  18. ^ [1][dead link]
  19. ^ alJazeera Magazine - Hezbollah Denounces Offense against Shiites, Sayyed Sistani at the Wayback Machine (archived January 14, 2010)
  20. ^ Forget Obama and the EU. The man who should really have the Nobel Peace Prize is an obscure Iraqi cleric
  21. ^ Iraqi MPs launch move to nominate Ayatollah Sistani for Nobel Peace Prize
  22. ^
  23. ^ a b Q & A » Abortion (5)
  24. ^ a b Q & A » Adoption (3)
  25. ^ a b Q & A » Alcohol (10)
  26. ^ a b Q & A » Ahl al-Kitab (3)
  27. ^ Q & A » Artificial Insemination (5)
  28. ^ Q & A » Animals (3)
  29. ^ a b Q & A » Beard (6)
  30. ^ Q & A » Brain Dead at the Wayback Machine (archived April 6, 2012)
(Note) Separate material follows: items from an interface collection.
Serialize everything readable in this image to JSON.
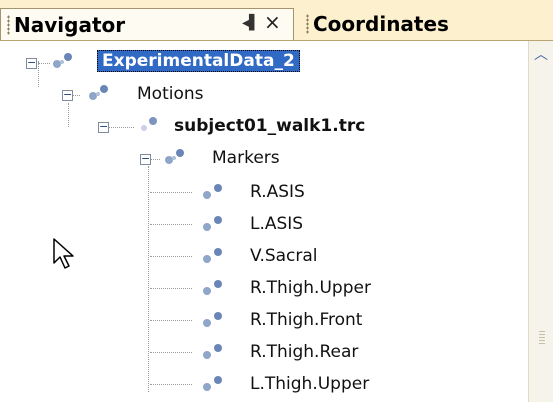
{
  "tabs": {
    "navigator": "Navigator",
    "coordinates": "Coordinates",
    "pin_glyph": "◂▌",
    "close_glyph": "×"
  },
  "tree": {
    "root": "ExperimentalData_2",
    "motions": "Motions",
    "file": "subject01_walk1.trc",
    "markers": "Markers",
    "marker_items": [
      "R.ASIS",
      "L.ASIS",
      "V.Sacral",
      "R.Thigh.Upper",
      "R.Thigh.Front",
      "R.Thigh.Rear",
      "L.Thigh.Upper"
    ]
  },
  "colors": {
    "selection": "#316ac5",
    "tab_bar": "#fdf0cf"
  },
  "icons": {
    "node": "sphere-node-icon",
    "expand": "minus-box-icon"
  }
}
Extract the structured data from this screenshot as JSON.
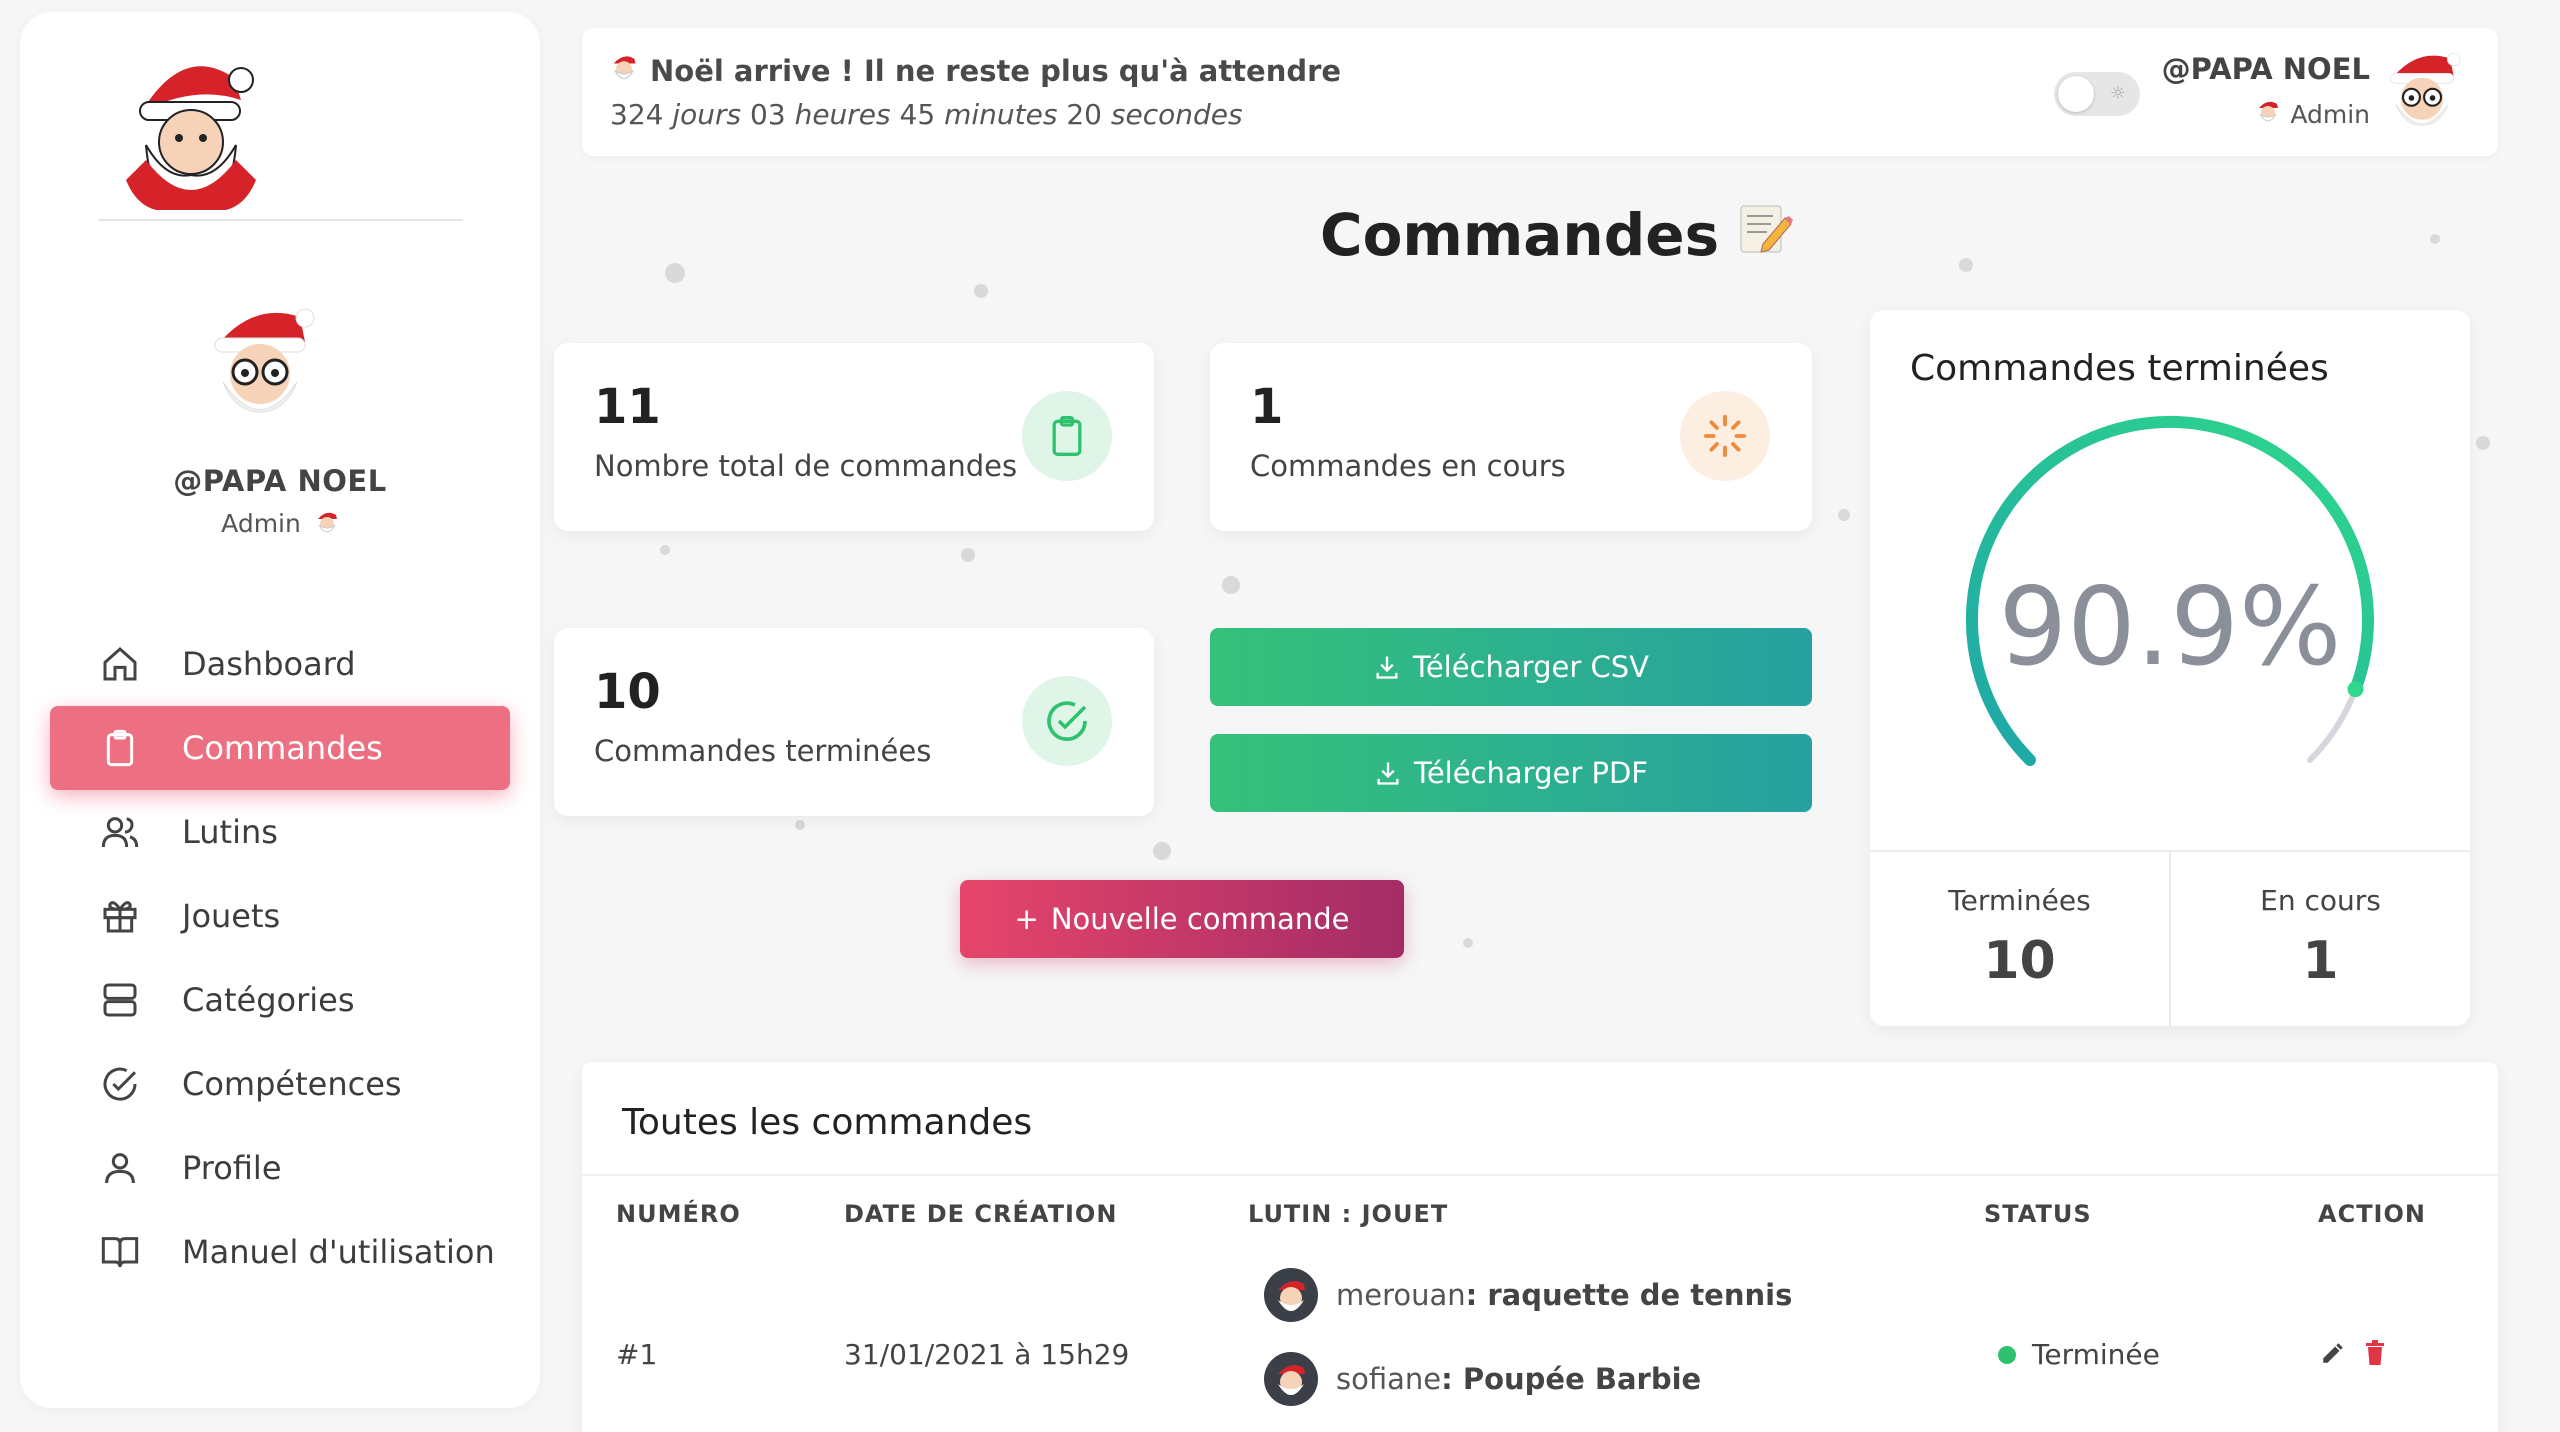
{
  "colors": {
    "accent": "#ec6f82",
    "green": "#35c27a",
    "teal": "#26a1a0",
    "red": "#e6456a",
    "status_done": "#2ec26e"
  },
  "sidebar": {
    "profile_name": "@PAPA NOEL",
    "profile_role": "Admin",
    "items": [
      {
        "label": "Dashboard",
        "icon": "home-icon"
      },
      {
        "label": "Commandes",
        "icon": "clipboard-icon",
        "active": true
      },
      {
        "label": "Lutins",
        "icon": "users-icon"
      },
      {
        "label": "Jouets",
        "icon": "gift-icon"
      },
      {
        "label": "Catégories",
        "icon": "server-icon"
      },
      {
        "label": "Compétences",
        "icon": "check-circle-icon"
      },
      {
        "label": "Profile",
        "icon": "user-icon"
      },
      {
        "label": "Manuel d'utilisation",
        "icon": "book-icon"
      }
    ]
  },
  "header": {
    "countdown_title": "Noël arrive ! Il ne reste plus qu'à attendre",
    "countdown": {
      "days": "324",
      "days_unit": "jours",
      "hours": "03",
      "hours_unit": "heures",
      "minutes": "45",
      "minutes_unit": "minutes",
      "seconds": "20",
      "seconds_unit": "secondes"
    },
    "user_name": "@PAPA NOEL",
    "user_role": "Admin"
  },
  "page_title": "Commandes",
  "stats": {
    "total": {
      "value": "11",
      "label": "Nombre total de commandes"
    },
    "in_progress": {
      "value": "1",
      "label": "Commandes en cours"
    },
    "done": {
      "value": "10",
      "label": "Commandes terminées"
    }
  },
  "buttons": {
    "csv": "Télécharger CSV",
    "pdf": "Télécharger PDF",
    "new": "Nouvelle commande",
    "new_prefix": "+"
  },
  "gauge": {
    "title": "Commandes terminées",
    "value_text": "90.9%",
    "fraction": 0.909,
    "done_label": "Terminées",
    "done_value": "10",
    "progress_label": "En cours",
    "progress_value": "1"
  },
  "table": {
    "title": "Toutes les commandes",
    "headers": [
      "NUMÉRO",
      "DATE DE CRÉATION",
      "LUTIN : JOUET",
      "STATUS",
      "ACTION"
    ],
    "rows": [
      {
        "number": "#1",
        "date": "31/01/2021 à 15h29",
        "items": [
          {
            "lutin": "merouan",
            "jouet": "raquette de tennis"
          },
          {
            "lutin": "sofiane",
            "jouet": "Poupée Barbie"
          }
        ],
        "status": "Terminée"
      }
    ]
  }
}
  31. ^ a b Q & A » Contraceptives (5)
  32. ^ Q & A » Chess (4)
  33. ^ Q & A » Dancing (6)
  34. ^ Eating and Drinking » Fatwa #178
  35. ^ Sistani's official reply to Amman Message
  36. ^ Q & A » Black Magic (4)
  37. ^ Q & A » Music (4)
  38. ^ Q & A » Smoking
  39. ^ Q & A » Governance of Jurist (1)
  40. ^ Ayatollah Watch quoting statement on his website on August 9, 2009
  41. ^ Nasr, Vali, The Shia Revival, Norton, 2006, p.173
  42. ^ edition_id=1&categ_id=5&article_id=112255 Iran's top priority in Iraq is anti-Americanism By Sadegh Zibakalam, 2 March 2010
  43. ^ Nasr, Vali, The Shia Revival, Norton, 2006, p.172
  44. ^ Works of Sayyid Al al-Sistani
  45. ^ Pepe Escobar (August 31, 2005). "Sistani. Qom: In the wired heart of Shi'ism". Asian Times Online. Retrieved 2007-08-21. 
  46. ^ "الأخبار - استمرار اختراق مواقع إلكترونية للسيستاني ومؤسسات شيعية عربي". 2008-09-24. Retrieved 2012-08-15. 
  47. ^ "IRAQ: The ayatollah gets hacked". Los Angeles Times. September 20, 2008. Archived from the original on 22 September 2008. Retrieved 2008-09-20. 
  48. ^ "شبكة راصد الإخبارية". Archived from the original on 2012-03-18. Retrieved 2012-08-15. 
  49. ^ "‫اختراق عناوين بريد GroupXP الوهابية التي تحرشت بمواقع الشيعة". YouTube. Retrieved 2012-08-15. 

External links[edit]